◆ Provided records ◆
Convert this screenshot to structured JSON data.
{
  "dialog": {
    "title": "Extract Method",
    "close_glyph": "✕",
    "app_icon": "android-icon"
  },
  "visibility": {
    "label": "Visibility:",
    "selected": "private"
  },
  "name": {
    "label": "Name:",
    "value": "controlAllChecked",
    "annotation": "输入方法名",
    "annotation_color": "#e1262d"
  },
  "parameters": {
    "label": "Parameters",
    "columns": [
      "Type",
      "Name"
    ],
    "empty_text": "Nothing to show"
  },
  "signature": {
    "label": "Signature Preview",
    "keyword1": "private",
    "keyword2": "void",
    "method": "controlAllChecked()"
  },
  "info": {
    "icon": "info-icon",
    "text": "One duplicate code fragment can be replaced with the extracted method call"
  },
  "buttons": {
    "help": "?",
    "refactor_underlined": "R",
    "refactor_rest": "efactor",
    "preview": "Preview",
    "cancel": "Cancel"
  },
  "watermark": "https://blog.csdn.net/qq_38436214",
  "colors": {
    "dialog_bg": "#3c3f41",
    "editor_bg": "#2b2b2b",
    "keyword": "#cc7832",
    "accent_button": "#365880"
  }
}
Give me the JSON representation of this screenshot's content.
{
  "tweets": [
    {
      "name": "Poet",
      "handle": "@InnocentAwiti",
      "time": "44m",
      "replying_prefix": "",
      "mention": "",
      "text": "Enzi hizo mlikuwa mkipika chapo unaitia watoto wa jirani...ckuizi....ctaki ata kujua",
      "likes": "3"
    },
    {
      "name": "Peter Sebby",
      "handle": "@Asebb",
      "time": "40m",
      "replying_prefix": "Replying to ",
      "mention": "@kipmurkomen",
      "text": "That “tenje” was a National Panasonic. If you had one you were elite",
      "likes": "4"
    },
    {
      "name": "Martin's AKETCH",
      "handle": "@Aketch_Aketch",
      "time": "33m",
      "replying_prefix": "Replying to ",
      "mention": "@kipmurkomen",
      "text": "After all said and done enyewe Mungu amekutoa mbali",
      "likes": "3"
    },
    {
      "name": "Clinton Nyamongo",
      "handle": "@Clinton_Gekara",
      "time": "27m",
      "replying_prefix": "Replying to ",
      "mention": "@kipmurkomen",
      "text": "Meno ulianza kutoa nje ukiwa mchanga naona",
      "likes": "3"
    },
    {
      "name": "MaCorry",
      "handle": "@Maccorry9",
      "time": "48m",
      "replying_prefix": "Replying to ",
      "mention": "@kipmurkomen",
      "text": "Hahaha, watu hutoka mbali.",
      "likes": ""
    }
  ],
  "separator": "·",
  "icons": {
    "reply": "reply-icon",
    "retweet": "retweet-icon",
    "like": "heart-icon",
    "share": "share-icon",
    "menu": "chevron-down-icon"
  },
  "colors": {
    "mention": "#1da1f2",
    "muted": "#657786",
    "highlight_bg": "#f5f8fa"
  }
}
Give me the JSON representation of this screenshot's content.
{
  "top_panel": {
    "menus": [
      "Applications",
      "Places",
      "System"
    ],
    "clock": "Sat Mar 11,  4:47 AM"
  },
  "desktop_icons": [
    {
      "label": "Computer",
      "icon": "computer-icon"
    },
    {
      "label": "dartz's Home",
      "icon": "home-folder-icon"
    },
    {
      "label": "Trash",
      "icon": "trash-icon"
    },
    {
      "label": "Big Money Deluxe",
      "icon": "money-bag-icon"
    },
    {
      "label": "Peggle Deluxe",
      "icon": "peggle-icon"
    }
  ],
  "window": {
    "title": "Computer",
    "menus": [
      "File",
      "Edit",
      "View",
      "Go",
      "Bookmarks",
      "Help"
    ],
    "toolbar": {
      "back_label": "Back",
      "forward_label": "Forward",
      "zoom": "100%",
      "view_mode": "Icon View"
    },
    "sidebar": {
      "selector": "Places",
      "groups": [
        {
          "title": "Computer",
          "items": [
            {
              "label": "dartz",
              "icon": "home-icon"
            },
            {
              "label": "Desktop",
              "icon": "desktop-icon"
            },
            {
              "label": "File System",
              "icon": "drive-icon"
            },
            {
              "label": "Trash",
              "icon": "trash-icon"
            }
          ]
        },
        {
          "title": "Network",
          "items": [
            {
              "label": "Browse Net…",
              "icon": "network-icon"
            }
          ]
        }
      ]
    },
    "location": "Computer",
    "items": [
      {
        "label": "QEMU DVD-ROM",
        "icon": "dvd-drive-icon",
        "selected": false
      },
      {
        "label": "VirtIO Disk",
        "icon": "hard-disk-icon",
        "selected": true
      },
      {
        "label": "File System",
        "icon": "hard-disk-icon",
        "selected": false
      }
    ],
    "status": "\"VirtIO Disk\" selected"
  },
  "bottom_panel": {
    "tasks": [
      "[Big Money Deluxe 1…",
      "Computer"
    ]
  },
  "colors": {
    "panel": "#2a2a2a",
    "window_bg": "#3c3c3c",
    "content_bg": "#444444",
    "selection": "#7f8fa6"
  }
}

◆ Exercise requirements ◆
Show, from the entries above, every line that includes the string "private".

◆ Completed exercise ◆
    "selected": "private"
    "keyword1": "private",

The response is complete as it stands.